As President Obama and key congressional leaders develop a framework to move forward with reform, they must consider how to avoid the mistakes of previous efforts. New legislation must ensure that the next generation does not end up in the same position as ours—managing a broken system that is simply held together with band-aids.

While the reform debate involves many aspects, my experience at ICE highlighted four key elements that must be a part of a broader, meaningful debate.

First, reform must provide employers with clear guidance on who is work authorized and who is not. E-Verify provides critical assistance (and it is improving all the time), but gaps in the current program have shifted much of the de facto enforcement responsibility to employers. This has created far too many amateur document detectives, and keeps employers guessing as to whether the steps they are taking are enough to ensure compliance or leave them crossing the “discrimination” line with unintended consequences. As a result, conscientious employers are slapped with a “silent tax” to pay for immigration compliance services, diverting money that would be better spent hiring new employees.

To their credit, it appears that Sens. Schumer and Graham are focusing strongly on a biometric identifier—and making it the key point of their reform efforts. Given the failure to fully implement RealID, driver’s licenses in many states remain unsecure and a biometric component to establish identity is more important than ever. I’m hopeful that something like the Senators’ proposal, potentially used in combination with an enhanced E-Verify, will finally create a solid employment verification system. But whatever tool is ultimately given to employers—it must be mandatory, and the implementation strategy must be realistic to ensure successful adoption by all.

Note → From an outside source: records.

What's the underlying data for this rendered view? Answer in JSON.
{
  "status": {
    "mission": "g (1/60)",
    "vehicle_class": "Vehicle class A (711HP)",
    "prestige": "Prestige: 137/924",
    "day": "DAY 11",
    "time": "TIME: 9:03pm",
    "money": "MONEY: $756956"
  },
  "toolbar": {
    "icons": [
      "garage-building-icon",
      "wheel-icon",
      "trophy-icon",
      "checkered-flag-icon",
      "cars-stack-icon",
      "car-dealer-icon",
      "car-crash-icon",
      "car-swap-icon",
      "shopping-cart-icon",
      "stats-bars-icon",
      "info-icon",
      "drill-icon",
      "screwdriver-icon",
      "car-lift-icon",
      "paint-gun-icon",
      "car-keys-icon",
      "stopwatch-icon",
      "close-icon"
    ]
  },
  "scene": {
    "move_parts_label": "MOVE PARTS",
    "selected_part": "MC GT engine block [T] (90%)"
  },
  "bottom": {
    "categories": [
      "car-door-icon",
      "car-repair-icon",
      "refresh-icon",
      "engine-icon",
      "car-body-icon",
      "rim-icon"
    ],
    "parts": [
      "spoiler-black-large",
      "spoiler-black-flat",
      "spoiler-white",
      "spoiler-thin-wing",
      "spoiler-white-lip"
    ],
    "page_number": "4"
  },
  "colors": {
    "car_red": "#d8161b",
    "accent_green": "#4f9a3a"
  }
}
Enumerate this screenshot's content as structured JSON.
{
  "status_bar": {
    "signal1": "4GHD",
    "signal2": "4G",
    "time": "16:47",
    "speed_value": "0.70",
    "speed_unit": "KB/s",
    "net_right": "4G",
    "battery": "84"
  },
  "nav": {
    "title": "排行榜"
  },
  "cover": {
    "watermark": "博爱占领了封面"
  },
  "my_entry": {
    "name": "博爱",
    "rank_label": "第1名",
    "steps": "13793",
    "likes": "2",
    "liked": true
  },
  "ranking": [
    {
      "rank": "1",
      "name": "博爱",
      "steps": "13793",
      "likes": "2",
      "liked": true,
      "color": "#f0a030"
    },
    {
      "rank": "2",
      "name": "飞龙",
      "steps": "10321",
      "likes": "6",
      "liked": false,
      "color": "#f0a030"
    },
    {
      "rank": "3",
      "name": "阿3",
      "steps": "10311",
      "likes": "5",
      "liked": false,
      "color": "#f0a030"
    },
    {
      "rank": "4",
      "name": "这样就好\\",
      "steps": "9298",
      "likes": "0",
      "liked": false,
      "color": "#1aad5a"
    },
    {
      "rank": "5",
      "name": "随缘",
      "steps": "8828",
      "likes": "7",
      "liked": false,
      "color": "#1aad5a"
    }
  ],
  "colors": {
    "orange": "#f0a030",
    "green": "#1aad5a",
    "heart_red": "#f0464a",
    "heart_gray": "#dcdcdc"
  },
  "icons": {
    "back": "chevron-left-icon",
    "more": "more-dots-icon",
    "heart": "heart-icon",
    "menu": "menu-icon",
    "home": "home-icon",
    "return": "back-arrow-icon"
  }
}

Second, any reform effort must clearly support and fund our enforcement agencies to ensure full compliance of our immigration laws going forward. For the last several decades, immigration agencies have been woefully understaffed, given their significant mission. ICE has only 6,000 agents, for example, far less than several city police departments, but the agency has a nationwide mission to combat immigration and customs violations. To compound the staffing challenges, if new legislation provides additional opportunities for adjustment, there will be significant attempts to fraudulently adjust. Congress must consider the necessary enforcement footprint that will be required following reform to avoid the failures of the past.

Third, the reform effort should include a serious look at ways to improve the legal system for immigrants. The Congress should consider taking steps to assist indigent aliens to retain counsel at government expense. While ICE attorneys and immigration judges routinely decipher legitimate claims by aliens who are not represented by attorneys, the system should not rely on the ability of opposing counsel or overworked judges to identify valid claims.

Fourth, once immigrants receive a final order of removal, any new legislation should build in procedures that ensure these individuals actually return home. Not surprisingly, many individuals choose to avoid these legal proceedings. Yet, under the current standards, an alien who failed to appear at a final removal hearing can make a “reasonable” claim that their case should be reopened since they were ordered deported in absentia. This makes a mockery of our system. Instead, new legislation should create incentives for aliens to obey immigration court orders. These incentives may include expanded use of alternatives to detention during removal proceedings, or even detention, in appropriate cases to ensure that the court orders are followed.

The activity this past week shows that there is potential to make progress on reform. However, as a former enforcement chief and veteran of the last debate, I can say with certainty that failure to acknowledge and address the incomplete enforcement efforts of previous legislation will do little to truly reform our laws.

Julie Myers Wood is president of ICS Consulting, LLC and former head of Immigration and Customs Enforcement in the Bush administration.